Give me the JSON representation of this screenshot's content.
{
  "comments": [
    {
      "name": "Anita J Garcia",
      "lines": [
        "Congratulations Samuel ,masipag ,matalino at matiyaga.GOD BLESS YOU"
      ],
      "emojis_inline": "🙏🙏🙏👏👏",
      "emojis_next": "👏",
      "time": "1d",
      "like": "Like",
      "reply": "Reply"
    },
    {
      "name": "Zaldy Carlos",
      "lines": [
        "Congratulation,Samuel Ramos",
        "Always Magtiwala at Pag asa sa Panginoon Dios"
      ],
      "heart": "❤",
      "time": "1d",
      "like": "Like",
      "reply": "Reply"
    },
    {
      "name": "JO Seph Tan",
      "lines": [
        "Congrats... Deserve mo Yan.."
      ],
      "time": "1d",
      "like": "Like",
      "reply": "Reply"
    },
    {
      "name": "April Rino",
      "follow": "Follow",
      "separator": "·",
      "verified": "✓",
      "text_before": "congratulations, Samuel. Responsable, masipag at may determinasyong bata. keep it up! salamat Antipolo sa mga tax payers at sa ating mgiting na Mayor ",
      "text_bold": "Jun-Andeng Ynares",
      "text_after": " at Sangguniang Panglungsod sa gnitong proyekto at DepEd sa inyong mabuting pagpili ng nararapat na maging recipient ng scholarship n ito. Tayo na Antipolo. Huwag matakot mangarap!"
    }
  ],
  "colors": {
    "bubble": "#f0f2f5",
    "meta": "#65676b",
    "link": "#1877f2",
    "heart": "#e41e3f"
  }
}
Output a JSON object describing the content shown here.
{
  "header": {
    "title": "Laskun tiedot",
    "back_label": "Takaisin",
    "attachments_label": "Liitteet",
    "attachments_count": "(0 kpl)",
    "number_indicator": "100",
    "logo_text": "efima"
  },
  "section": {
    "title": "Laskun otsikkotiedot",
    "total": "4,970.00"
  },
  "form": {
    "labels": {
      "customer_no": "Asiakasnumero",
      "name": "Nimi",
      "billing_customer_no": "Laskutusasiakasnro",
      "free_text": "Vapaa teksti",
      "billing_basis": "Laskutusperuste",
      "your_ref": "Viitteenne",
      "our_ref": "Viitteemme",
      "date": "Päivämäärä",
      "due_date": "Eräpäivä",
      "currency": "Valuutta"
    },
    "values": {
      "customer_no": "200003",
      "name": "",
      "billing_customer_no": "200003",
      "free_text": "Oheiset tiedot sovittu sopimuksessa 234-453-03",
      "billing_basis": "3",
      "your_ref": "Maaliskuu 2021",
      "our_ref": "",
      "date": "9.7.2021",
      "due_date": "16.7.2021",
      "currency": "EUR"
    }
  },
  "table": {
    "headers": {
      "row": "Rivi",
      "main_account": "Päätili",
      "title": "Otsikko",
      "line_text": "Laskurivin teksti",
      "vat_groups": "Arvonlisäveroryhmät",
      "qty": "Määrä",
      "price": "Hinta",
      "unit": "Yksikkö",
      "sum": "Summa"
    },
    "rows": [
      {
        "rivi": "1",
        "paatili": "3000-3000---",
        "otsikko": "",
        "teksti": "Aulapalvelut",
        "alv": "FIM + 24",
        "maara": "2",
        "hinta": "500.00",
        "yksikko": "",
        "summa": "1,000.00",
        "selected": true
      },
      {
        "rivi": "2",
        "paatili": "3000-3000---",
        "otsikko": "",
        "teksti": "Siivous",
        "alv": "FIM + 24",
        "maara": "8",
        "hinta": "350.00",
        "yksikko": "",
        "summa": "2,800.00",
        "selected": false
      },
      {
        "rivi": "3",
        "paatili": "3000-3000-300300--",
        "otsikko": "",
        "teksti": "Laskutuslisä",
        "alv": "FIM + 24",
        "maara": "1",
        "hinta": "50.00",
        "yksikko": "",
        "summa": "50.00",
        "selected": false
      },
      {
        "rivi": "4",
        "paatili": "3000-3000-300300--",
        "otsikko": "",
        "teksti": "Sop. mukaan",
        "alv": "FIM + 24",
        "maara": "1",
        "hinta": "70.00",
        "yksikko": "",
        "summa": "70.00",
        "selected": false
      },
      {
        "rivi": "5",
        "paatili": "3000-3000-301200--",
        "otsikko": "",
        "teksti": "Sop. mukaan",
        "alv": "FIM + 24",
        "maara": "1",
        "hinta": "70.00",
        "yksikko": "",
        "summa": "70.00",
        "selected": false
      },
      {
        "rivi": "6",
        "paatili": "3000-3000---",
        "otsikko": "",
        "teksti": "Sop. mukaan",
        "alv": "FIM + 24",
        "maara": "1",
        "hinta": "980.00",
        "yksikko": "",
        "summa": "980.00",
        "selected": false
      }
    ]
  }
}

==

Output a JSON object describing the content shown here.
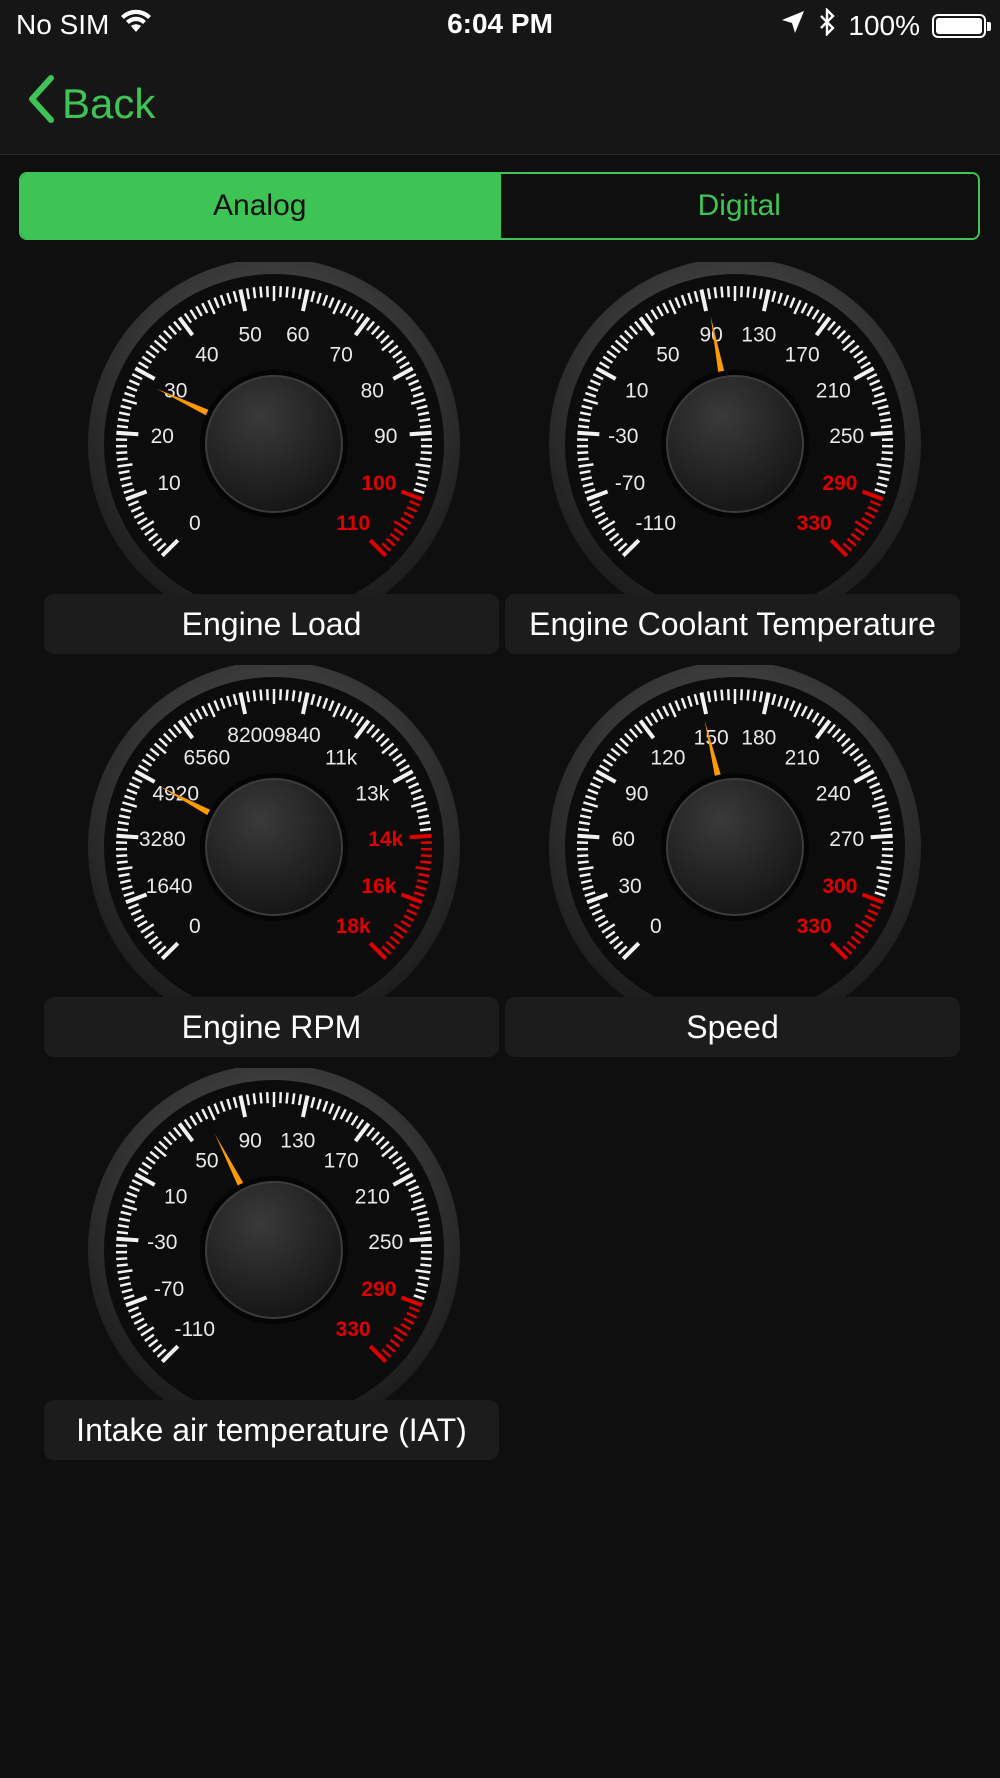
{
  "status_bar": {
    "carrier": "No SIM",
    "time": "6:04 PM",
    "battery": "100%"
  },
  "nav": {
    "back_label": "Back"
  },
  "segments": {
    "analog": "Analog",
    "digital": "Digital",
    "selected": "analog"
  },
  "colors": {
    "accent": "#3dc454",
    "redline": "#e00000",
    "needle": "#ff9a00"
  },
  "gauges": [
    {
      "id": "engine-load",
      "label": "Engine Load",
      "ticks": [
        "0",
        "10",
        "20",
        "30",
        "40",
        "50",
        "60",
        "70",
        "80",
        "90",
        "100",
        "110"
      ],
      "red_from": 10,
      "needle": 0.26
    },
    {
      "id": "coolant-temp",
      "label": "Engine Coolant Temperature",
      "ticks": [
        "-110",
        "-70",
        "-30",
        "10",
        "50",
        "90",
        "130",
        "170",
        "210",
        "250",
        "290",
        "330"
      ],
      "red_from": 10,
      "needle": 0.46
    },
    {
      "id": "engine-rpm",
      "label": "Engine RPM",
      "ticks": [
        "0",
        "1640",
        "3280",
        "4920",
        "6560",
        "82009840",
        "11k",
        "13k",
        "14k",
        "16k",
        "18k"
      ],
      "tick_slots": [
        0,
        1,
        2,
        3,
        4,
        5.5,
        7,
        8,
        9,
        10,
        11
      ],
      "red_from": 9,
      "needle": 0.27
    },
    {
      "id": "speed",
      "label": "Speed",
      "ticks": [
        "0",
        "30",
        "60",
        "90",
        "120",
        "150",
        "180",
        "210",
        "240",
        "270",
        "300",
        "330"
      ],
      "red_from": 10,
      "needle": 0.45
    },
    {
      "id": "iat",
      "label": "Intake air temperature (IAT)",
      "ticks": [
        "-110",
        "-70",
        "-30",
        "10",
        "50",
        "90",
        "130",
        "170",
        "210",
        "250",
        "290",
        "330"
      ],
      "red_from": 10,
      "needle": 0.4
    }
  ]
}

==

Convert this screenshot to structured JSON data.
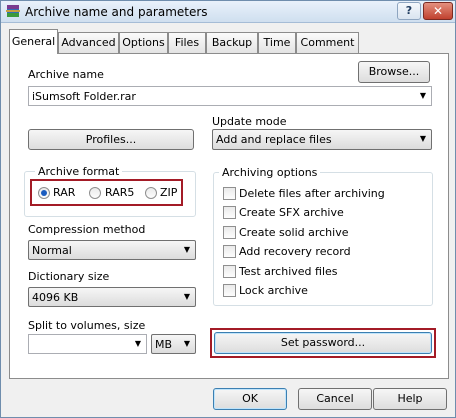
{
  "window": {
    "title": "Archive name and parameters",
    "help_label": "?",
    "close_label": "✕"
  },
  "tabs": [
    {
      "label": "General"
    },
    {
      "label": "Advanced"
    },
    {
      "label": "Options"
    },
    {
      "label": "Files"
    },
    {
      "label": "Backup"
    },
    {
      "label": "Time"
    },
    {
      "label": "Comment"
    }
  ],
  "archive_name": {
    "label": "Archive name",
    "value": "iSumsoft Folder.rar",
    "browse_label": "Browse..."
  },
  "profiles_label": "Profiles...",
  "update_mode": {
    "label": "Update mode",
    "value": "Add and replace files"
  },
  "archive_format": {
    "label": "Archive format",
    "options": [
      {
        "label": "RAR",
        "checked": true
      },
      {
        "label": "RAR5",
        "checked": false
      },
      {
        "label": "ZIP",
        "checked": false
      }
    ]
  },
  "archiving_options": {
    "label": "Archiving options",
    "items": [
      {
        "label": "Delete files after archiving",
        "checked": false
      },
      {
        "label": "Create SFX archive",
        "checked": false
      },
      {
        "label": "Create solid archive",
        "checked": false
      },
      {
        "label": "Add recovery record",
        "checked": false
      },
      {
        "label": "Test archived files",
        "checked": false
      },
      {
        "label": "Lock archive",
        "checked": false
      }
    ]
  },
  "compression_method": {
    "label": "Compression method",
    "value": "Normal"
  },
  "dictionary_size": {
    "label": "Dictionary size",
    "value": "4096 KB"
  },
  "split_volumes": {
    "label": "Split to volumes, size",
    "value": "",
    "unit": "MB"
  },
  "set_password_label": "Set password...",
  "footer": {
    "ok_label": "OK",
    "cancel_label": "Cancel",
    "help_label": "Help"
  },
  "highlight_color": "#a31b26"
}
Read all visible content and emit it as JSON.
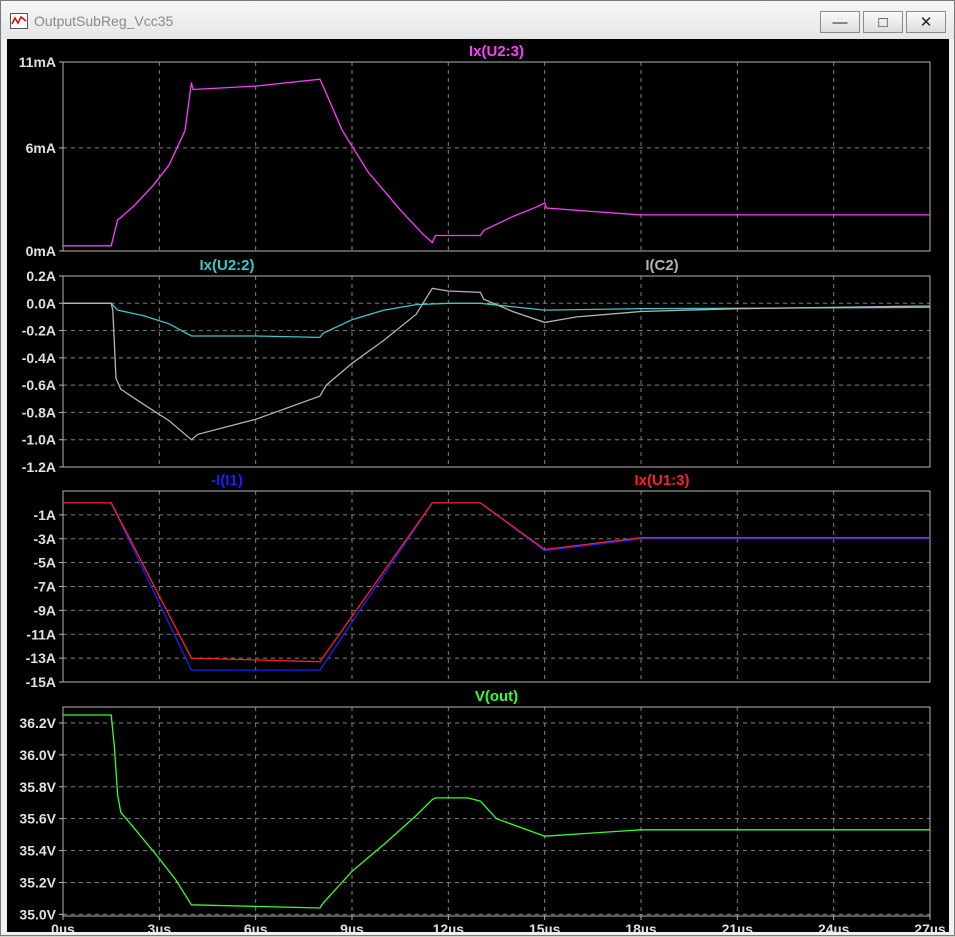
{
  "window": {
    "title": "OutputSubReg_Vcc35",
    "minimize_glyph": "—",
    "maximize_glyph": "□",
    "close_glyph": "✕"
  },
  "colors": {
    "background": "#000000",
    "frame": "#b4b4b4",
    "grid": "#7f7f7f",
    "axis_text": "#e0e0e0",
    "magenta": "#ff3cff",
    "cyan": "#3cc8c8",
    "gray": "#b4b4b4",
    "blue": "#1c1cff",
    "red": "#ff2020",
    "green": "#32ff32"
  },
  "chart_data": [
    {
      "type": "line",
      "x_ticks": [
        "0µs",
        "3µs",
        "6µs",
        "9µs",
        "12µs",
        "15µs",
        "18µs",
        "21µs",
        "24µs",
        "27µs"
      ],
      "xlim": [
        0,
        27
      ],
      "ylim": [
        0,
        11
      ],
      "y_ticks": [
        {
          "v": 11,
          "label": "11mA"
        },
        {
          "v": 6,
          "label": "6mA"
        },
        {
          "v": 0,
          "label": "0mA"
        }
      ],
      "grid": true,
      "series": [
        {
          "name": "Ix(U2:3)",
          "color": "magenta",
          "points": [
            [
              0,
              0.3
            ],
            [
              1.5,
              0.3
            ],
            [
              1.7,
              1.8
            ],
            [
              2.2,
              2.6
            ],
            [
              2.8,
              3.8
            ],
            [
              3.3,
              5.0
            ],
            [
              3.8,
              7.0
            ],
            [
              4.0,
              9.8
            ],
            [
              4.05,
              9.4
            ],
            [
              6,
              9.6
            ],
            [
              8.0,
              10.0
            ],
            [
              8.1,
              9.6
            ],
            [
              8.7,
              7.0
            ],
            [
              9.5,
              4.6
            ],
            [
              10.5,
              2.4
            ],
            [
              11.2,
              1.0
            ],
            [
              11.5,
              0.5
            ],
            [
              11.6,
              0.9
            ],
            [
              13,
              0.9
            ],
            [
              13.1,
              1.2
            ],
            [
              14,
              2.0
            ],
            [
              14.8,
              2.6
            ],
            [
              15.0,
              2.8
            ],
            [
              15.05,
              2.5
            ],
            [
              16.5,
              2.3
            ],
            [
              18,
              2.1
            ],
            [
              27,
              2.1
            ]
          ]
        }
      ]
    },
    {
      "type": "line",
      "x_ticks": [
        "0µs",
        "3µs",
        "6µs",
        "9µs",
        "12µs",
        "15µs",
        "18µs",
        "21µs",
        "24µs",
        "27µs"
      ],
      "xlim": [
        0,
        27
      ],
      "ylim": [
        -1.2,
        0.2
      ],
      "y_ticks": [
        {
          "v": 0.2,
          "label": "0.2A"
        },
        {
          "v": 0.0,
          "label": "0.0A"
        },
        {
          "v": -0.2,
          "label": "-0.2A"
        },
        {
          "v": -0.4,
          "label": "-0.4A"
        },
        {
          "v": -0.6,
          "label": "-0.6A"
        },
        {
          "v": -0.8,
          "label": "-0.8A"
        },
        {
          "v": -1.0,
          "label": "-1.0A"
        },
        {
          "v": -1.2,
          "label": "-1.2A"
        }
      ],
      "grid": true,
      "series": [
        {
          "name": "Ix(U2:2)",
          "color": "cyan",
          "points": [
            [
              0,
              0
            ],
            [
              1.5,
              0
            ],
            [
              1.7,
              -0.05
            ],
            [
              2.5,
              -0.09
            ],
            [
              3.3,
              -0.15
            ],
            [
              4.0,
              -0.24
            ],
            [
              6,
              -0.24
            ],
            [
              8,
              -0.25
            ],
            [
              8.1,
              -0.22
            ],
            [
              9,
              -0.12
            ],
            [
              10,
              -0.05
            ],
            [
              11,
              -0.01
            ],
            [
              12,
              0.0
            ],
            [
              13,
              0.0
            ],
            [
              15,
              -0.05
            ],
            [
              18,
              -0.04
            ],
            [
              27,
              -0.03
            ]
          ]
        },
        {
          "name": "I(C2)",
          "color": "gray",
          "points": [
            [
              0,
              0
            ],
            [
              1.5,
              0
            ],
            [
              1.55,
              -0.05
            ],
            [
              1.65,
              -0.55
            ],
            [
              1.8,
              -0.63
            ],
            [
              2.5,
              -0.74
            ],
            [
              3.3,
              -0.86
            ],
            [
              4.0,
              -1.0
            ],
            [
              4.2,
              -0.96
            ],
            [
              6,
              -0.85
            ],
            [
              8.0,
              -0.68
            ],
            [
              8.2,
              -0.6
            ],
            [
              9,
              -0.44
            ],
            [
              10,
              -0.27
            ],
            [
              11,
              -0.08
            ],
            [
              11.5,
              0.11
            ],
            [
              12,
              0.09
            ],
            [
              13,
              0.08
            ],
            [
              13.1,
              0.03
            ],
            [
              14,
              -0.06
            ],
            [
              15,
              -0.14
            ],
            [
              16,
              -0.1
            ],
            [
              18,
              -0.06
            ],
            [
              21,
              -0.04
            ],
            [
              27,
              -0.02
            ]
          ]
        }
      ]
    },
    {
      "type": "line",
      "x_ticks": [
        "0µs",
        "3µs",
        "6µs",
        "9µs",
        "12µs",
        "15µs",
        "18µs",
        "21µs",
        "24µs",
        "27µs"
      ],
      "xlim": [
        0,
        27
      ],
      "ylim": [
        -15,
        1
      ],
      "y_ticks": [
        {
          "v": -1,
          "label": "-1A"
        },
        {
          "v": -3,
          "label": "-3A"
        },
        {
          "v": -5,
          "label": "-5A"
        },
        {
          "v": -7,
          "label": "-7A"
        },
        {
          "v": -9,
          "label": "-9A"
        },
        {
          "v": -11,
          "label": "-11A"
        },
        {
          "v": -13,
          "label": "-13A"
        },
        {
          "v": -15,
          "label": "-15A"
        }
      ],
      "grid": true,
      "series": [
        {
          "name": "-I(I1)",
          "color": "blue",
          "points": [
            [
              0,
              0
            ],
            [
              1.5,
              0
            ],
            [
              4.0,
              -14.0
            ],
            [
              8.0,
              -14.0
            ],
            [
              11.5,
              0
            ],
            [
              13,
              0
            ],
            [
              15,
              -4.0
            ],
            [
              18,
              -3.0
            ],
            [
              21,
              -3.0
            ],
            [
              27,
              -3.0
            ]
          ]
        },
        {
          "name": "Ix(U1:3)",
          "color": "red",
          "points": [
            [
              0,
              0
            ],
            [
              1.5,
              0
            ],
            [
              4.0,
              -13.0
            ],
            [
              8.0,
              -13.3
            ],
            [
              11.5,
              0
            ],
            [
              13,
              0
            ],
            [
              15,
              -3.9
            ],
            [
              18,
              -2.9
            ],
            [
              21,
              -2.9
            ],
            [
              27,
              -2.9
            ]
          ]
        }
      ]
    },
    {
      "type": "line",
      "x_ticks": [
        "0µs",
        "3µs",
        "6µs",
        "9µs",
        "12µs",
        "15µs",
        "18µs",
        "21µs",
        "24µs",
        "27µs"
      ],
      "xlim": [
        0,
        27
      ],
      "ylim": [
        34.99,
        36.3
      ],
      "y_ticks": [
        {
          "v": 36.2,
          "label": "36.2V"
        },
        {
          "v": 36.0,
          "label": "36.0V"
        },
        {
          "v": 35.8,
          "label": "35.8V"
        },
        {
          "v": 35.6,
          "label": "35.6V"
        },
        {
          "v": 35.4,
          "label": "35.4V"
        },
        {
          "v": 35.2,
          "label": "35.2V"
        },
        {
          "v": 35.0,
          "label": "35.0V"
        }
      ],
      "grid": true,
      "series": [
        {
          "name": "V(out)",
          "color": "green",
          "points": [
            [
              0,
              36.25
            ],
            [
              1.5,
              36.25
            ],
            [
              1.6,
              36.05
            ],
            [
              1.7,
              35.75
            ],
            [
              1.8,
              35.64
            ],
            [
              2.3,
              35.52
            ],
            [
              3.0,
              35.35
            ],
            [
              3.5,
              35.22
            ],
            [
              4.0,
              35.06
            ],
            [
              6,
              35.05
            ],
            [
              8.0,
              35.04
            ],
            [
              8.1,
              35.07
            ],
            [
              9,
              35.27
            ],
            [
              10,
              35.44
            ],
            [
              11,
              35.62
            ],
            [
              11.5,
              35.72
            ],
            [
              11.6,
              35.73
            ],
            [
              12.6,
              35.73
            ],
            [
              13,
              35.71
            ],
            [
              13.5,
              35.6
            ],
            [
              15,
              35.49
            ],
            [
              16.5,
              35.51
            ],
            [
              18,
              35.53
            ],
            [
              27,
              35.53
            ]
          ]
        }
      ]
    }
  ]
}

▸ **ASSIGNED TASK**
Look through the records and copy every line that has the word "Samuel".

▸ **SOLUTION**
        "Congratulations Samuel ,masipag ,matalino at matiyaga.GOD BLESS YOU"
        "Congratulation,Samuel Ramos",
      "text_before": "congratulations, Samuel. Responsable, masipag at may determinasyong bata. keep it up! salamat Antipolo sa mga tax payers at sa ating mgiting na Mayor ",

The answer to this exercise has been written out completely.